Looking in more depth at the overall landscape of citizen interest in politics at the start of the year, an NBC News poll reported striking displeasure and negativity among Americans about the country and its politics:
Overwhelming majorities of Americans believe the country is headed in the wrong direction, that their household income is falling behind the cost of living, that political polarization will only continue and that there's a real threat to democracy and majority rule.
What's more, the nation's top politicians and political parties are more unpopular than popular, and interest in the upcoming November midterms is down—not up.
And when Americans were asked to describe where they believe America is today, the top answers were "downhill," "divisive," "negative," "struggling," "lost" and "bad."
Those are the grim findings of a new national NBC News poll conducted less than 10 months before the midterm elections, when control of the U.S. Senate, U.S. House and governors' mansions across the country will be up for grabs.
"Downhill, divided, doubting democracy, falling behind, and tuning out—this is how Americans are feeling as they're heading into 2022," said Democratic pollster Jeff Horwitt of Hart Research Associates, who conducted this survey with Republican pollster Bill McInturff of Public Opinion Strategies.
Is it any wonder people are tuning out and feeling down? Politics has become nonstop culture war aggression against citizens—a combative arena run by self-absorbed elites seeking to impose their views on everyone else in a series of escalating zero-sum battles over different norms and values. In contrast, most Americans just want to be left alone to live their lives free of interference from others, with some basic assistance from the government on the economic front and fair opportunities in the private sector for good jobs and work advancement. As they go about their own business, Americans would like to know that their government and political leaders are looking out for their interests and helping the country perform better on multiple indicators.
Today, however, few pressing national problems seem to get addressed. Few political compromises are made to help solve these problems. Few debates reflect the complex views of most people not addled by ideology or cults of personality. Politics has failed Americans. So, Americans are increasingly tuning out to deal with their own needs, live out their own values, and focus on their own concerns. This is a perfectly reasonable response to an unchanging and unresponsive political situation.
It’s an open question whether either Democrats or Republicans can figure out how to reach and represent this tuned-out generation of Americans. “Our nutters will beat your nutters” is not a smart strategy for winning the hearts and minds of the disaffected masses. As the ideological extremes take over both parties, the tuned-out middle sits by waiting to be courted and listened to in politics. To do so, however, the people running the leading political and media institutions in America will first have to make a conscious decision to end the endless culture wars and start focusing on the economic and social needs of the nation as a whole without constantly badgering other Americans to believe things they don’t want to believe.
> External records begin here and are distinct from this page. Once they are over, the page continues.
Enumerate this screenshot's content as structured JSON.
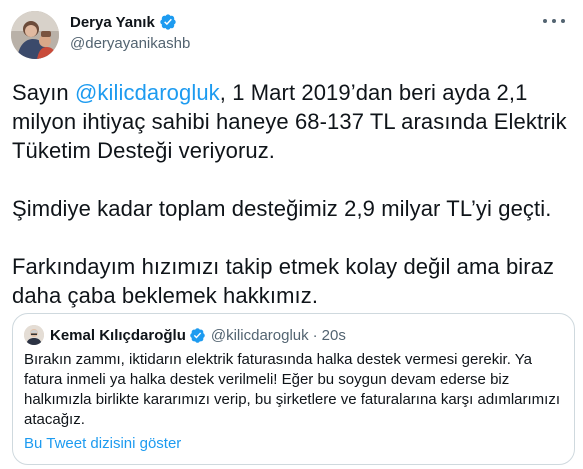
{
  "author": {
    "name": "Derya Yanık",
    "handle": "@deryayanikashb",
    "verified": true,
    "avatar_icon": "user-photo-icon"
  },
  "tweet": {
    "mention": "@kilicdarogluk",
    "para1_before": "Sayın ",
    "para1_after": ", 1 Mart 2019’dan beri ayda 2,1 milyon ihtiyaç sahibi haneye 68-137 TL arasında Elektrik Tüketim Desteği veriyoruz.",
    "para2": "Şimdiye kadar toplam desteğimiz 2,9 milyar TL’yi geçti.",
    "para3": "Farkındayım hızımızı takip etmek kolay değil ama biraz daha çaba beklemek hakkımız."
  },
  "quoted": {
    "name": "Kemal Kılıçdaroğlu",
    "handle": "@kilicdarogluk",
    "separator": "·",
    "time": "20s",
    "text": "Bırakın zammı, iktidarın elektrik faturasında halka destek vermesi gerekir. Ya fatura inmeli ya halka destek verilmeli! Eğer bu soygun devam ederse biz halkımızla birlikte kararımızı verip, bu şirketlere ve faturalarına karşı adımlarımızı atacağız.",
    "thread_link": "Bu Tweet dizisini göster"
  },
  "colors": {
    "accent": "#1d9bf0",
    "text": "#0f1419",
    "secondary": "#536471",
    "border": "#cfd9de"
  }
}
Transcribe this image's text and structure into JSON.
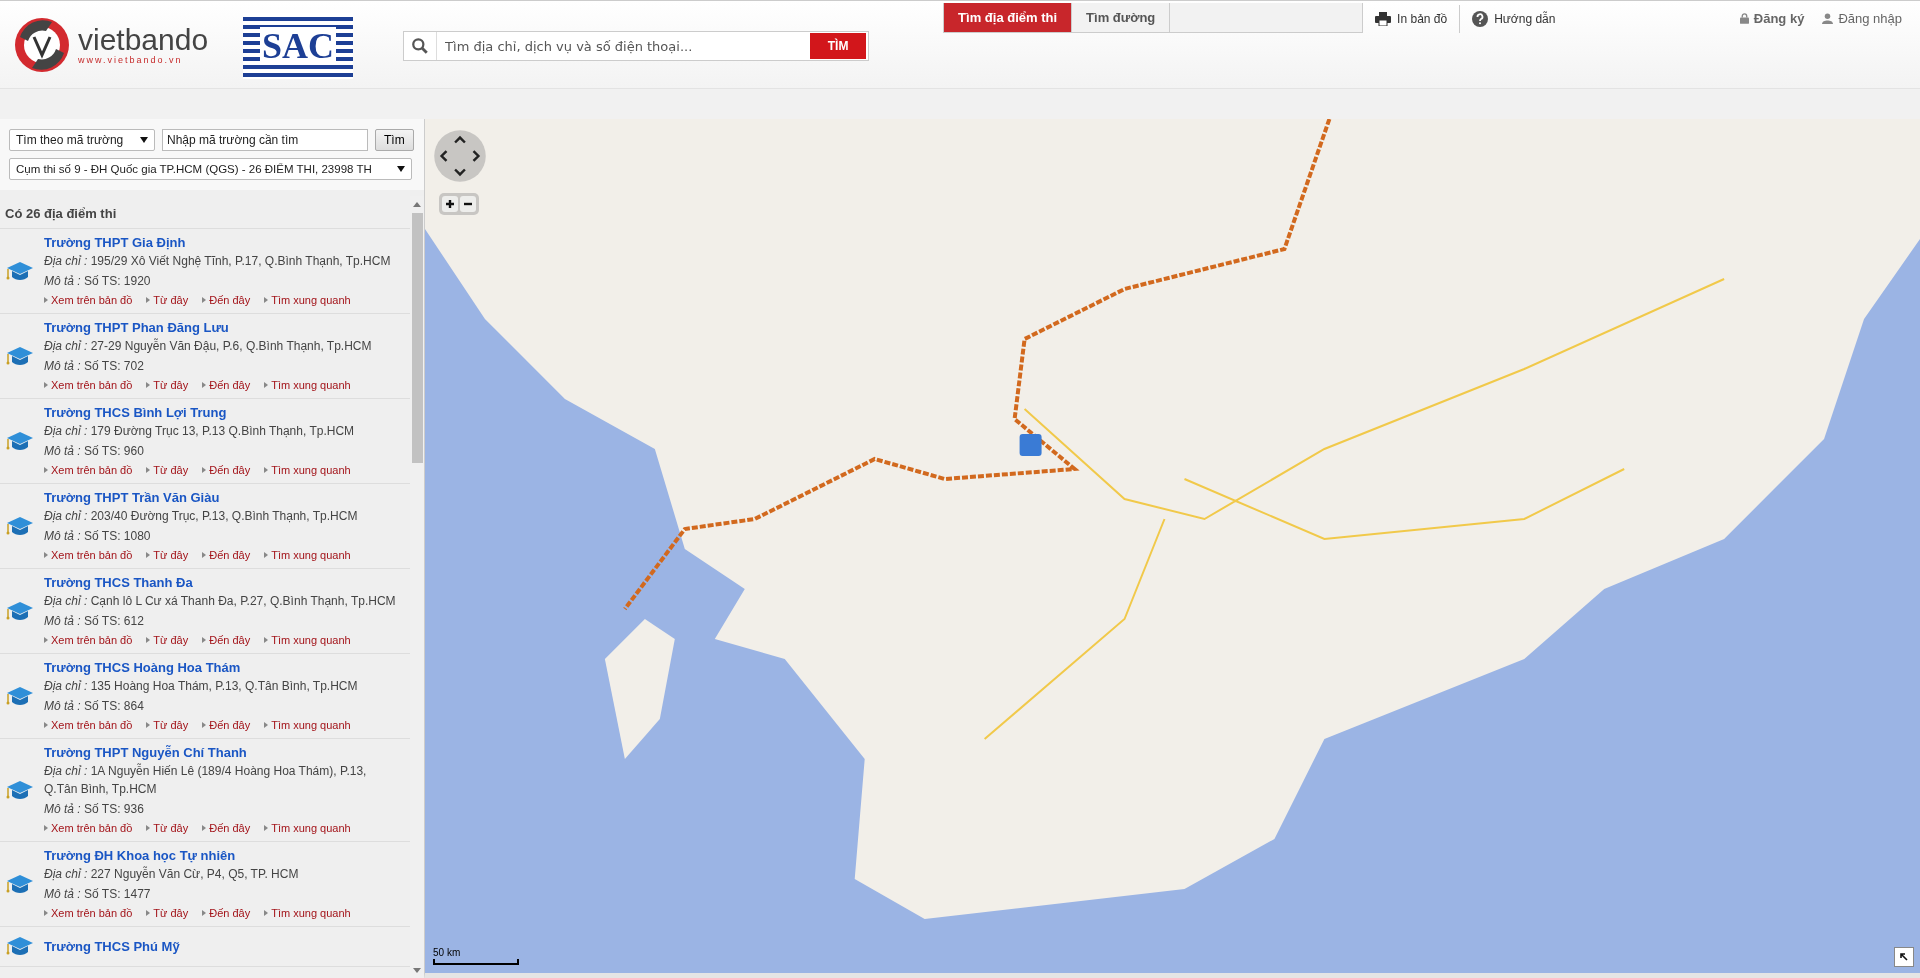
{
  "header": {
    "logo": {
      "name": "vietbando",
      "url": "www.vietbando.vn"
    },
    "partner_logo": {
      "text": "SAC"
    },
    "search": {
      "placeholder": "Tìm địa chỉ, dịch vụ và số điện thoại...",
      "button": "TÌM"
    },
    "tabs": [
      {
        "label": "Tìm địa điểm thi",
        "selected": true
      },
      {
        "label": "Tìm đường",
        "selected": false
      }
    ],
    "tools": [
      {
        "label": "In bản đồ",
        "kind": "print"
      },
      {
        "label": "Hướng dẫn",
        "kind": "help"
      }
    ],
    "account": [
      {
        "label": "Đăng ký",
        "kind": "lock"
      },
      {
        "label": "Đăng nhập",
        "kind": "user"
      }
    ]
  },
  "sidebar": {
    "search_mode": "Tìm theo mã trường",
    "code_field": {
      "placeholder": "Nhập mã trường cần tìm"
    },
    "search_button": "Tìm",
    "cluster": "Cụm thi số 9 - ĐH Quốc gia TP.HCM (QGS) - 26 ĐIỂM THI, 23998 TH",
    "results_heading": "Có 26 địa điểm thi",
    "results": [
      {
        "name": "Trường THPT Gia Định",
        "address": "*Địa chỉ :* 195/29 Xô Viết Nghệ Tĩnh, P.17, Q.Bình Thạnh, Tp.HCM",
        "description": "*Mô tả :* Số TS: 1920",
        "actions": [
          "Xem trên bản đồ",
          "Từ đây",
          "Đến đây",
          "Tìm xung quanh"
        ]
      },
      {
        "name": "Trường THPT Phan Đăng Lưu",
        "address": "*Địa chỉ :* 27-29 Nguyễn Văn Đậu, P.6, Q.Bình Thạnh, Tp.HCM",
        "description": "*Mô tả :* Số TS: 702",
        "actions": [
          "Xem trên bản đồ",
          "Từ đây",
          "Đến đây",
          "Tìm xung quanh"
        ]
      },
      {
        "name": "Trường THCS Bình Lợi Trung",
        "address": "*Địa chỉ :* 179 Đường Trục 13, P.13 Q.Bình Thạnh, Tp.HCM",
        "description": "*Mô tả :* Số TS: 960",
        "actions": [
          "Xem trên bản đồ",
          "Từ đây",
          "Đến đây",
          "Tìm xung quanh"
        ]
      },
      {
        "name": "Trường THPT Trần Văn Giàu",
        "address": "*Địa chỉ :* 203/40 Đường Trục, P.13, Q.Bình Thạnh, Tp.HCM",
        "description": "*Mô tả :* Số TS: 1080",
        "actions": [
          "Xem trên bản đồ",
          "Từ đây",
          "Đến đây",
          "Tìm xung quanh"
        ]
      },
      {
        "name": "Trường THCS Thanh Đa",
        "address": "*Địa chỉ :* Cạnh lô L Cư xá Thanh Đa, P.27, Q.Bình Thạnh, Tp.HCM",
        "description": "*Mô tả :* Số TS: 612",
        "actions": [
          "Xem trên bản đồ",
          "Từ đây",
          "Đến đây",
          "Tìm xung quanh"
        ]
      },
      {
        "name": "Trường THCS Hoàng Hoa Thám",
        "address": "*Địa chỉ :* 135 Hoàng Hoa Thám, P.13, Q.Tân Bình, Tp.HCM",
        "description": "*Mô tả :* Số TS: 864",
        "actions": [
          "Xem trên bản đồ",
          "Từ đây",
          "Đến đây",
          "Tìm xung quanh"
        ]
      },
      {
        "name": "Trường THPT Nguyễn Chí Thanh",
        "address": "*Địa chỉ :* 1A Nguyễn Hiến Lê (189/4 Hoàng Hoa Thám), P.13, Q.Tân Bình, Tp.HCM",
        "description": "*Mô tả :* Số TS: 936",
        "actions": [
          "Xem trên bản đồ",
          "Từ đây",
          "Đến đây",
          "Tìm xung quanh"
        ]
      },
      {
        "name": "Trường ĐH Khoa học Tự nhiên",
        "address": "*Địa chỉ :* 227 Nguyễn Văn Cừ, P4, Q5, TP. HCM",
        "description": "*Mô tả :* Số TS: 1477",
        "actions": [
          "Xem trên bản đồ",
          "Từ đây",
          "Đến đây",
          "Tìm xung quanh"
        ]
      },
      {
        "name": "Trường THCS Phú Mỹ"
      }
    ]
  },
  "map": {
    "scale_label": "50 km"
  }
}
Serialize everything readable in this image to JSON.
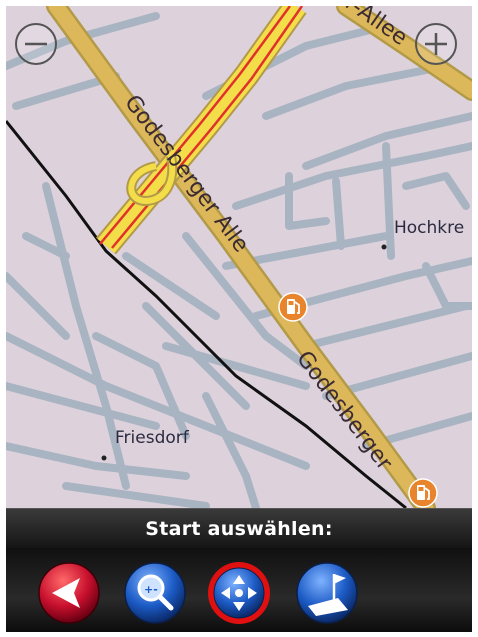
{
  "map": {
    "street_labels": [
      "Godesberger Alle",
      "Godesberger",
      "r-Allee"
    ],
    "place_labels": [
      "Hochkre",
      "Friesdorf"
    ],
    "colors": {
      "background": "#ddd2dc",
      "minor_road": "#a9b4c2",
      "major_road": "#ddb85a",
      "highway_fill": "#f3de4a",
      "highway_center": "#e0322a",
      "railway": "#111111",
      "poi": "#e8842c"
    }
  },
  "controls": {
    "zoom_out_icon": "zoom-out-icon",
    "zoom_in_icon": "zoom-in-icon"
  },
  "poi": {
    "icon": "fuel-station-icon"
  },
  "status": {
    "text": "Start auswählen:"
  },
  "toolbar": {
    "buttons": [
      {
        "icon": "back-arrow-icon",
        "color": "#c8102e"
      },
      {
        "icon": "zoom-search-icon",
        "color": "#1c5bc5"
      },
      {
        "icon": "pan-arrows-icon",
        "color": "#1c5bc5",
        "selected": true,
        "highlight": "#e01010"
      },
      {
        "icon": "destination-flag-icon",
        "color": "#1c5bc5"
      }
    ]
  }
}
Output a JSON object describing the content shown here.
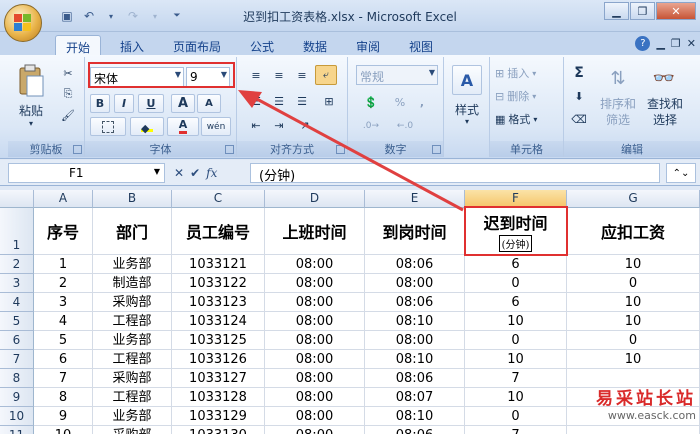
{
  "window": {
    "title": "迟到扣工资表格.xlsx - Microsoft Excel"
  },
  "tabs": [
    "开始",
    "插入",
    "页面布局",
    "公式",
    "数据",
    "审阅",
    "视图"
  ],
  "ribbon": {
    "clipboard": {
      "paste": "粘贴",
      "label": "剪贴板"
    },
    "font": {
      "name": "宋体",
      "size": "9",
      "bold": "B",
      "italic": "I",
      "underline": "U",
      "grow": "A",
      "shrink": "A",
      "wen": "wén",
      "color_a": "A",
      "label": "字体"
    },
    "align": {
      "label": "对齐方式"
    },
    "number": {
      "format": "常规",
      "percent": "%",
      "comma": ",",
      "label": "数字"
    },
    "style": {
      "label": "样式"
    },
    "cells": {
      "insert": "插入",
      "delete": "删除",
      "format": "格式",
      "label": "单元格"
    },
    "edit": {
      "sigma": "Σ",
      "sort": "排序和\n筛选",
      "sort1": "排序和",
      "sort2": "筛选",
      "find1": "查找和",
      "find2": "选择",
      "label": "编辑"
    }
  },
  "formula_bar": {
    "name_box": "F1",
    "fx": "fx",
    "content": "(分钟)"
  },
  "columns": [
    "A",
    "B",
    "C",
    "D",
    "E",
    "F",
    "G"
  ],
  "headers": [
    "序号",
    "部门",
    "员工编号",
    "上班时间",
    "到岗时间",
    "迟到时间",
    "应扣工资"
  ],
  "header_sub": "(分钟)",
  "rows": [
    [
      "1",
      "业务部",
      "1033121",
      "08:00",
      "08:06",
      "6",
      "10"
    ],
    [
      "2",
      "制造部",
      "1033122",
      "08:00",
      "08:00",
      "0",
      "0"
    ],
    [
      "3",
      "采购部",
      "1033123",
      "08:00",
      "08:06",
      "6",
      "10"
    ],
    [
      "4",
      "工程部",
      "1033124",
      "08:00",
      "08:10",
      "10",
      "10"
    ],
    [
      "5",
      "业务部",
      "1033125",
      "08:00",
      "08:00",
      "0",
      "0"
    ],
    [
      "6",
      "工程部",
      "1033126",
      "08:00",
      "08:10",
      "10",
      "10"
    ],
    [
      "7",
      "采购部",
      "1033127",
      "08:00",
      "08:06",
      "7",
      ""
    ],
    [
      "8",
      "工程部",
      "1033128",
      "08:00",
      "08:07",
      "10",
      ""
    ],
    [
      "9",
      "业务部",
      "1033129",
      "08:00",
      "08:10",
      "0",
      ""
    ],
    [
      "10",
      "采购部",
      "1033130",
      "08:00",
      "08:06",
      "7",
      ""
    ]
  ],
  "row_numbers": [
    "1",
    "2",
    "3",
    "4",
    "5",
    "6",
    "7",
    "8",
    "9",
    "10",
    "11"
  ],
  "watermark": {
    "line1": "易采站长站",
    "line2": "www.easck.com"
  }
}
People are different and have different views. But most Americans who are not rich face similar challenges paying their rent or mortgage; keeping up with rising household costs; finding some extra money to take a vacation, save for the future, or fund their kid’s education. They worry about crime in their communities and the quality of the schools. They need help taking care of sick or elderly parents or children with special needs. They want the country to be safe from outside threats and to carry out its values in world affairs. The want the economy to grow and for American businesses of all stripes to do well locally and on the global stage.
If political elites want to help the disaffected and tuned-out middle, they should leave people alone in terms of their beliefs and focus on these common challenges by drawing on good ideas from across the ideological spectrum—with a lot more common sense and humility and a lot less culture war grandstanding.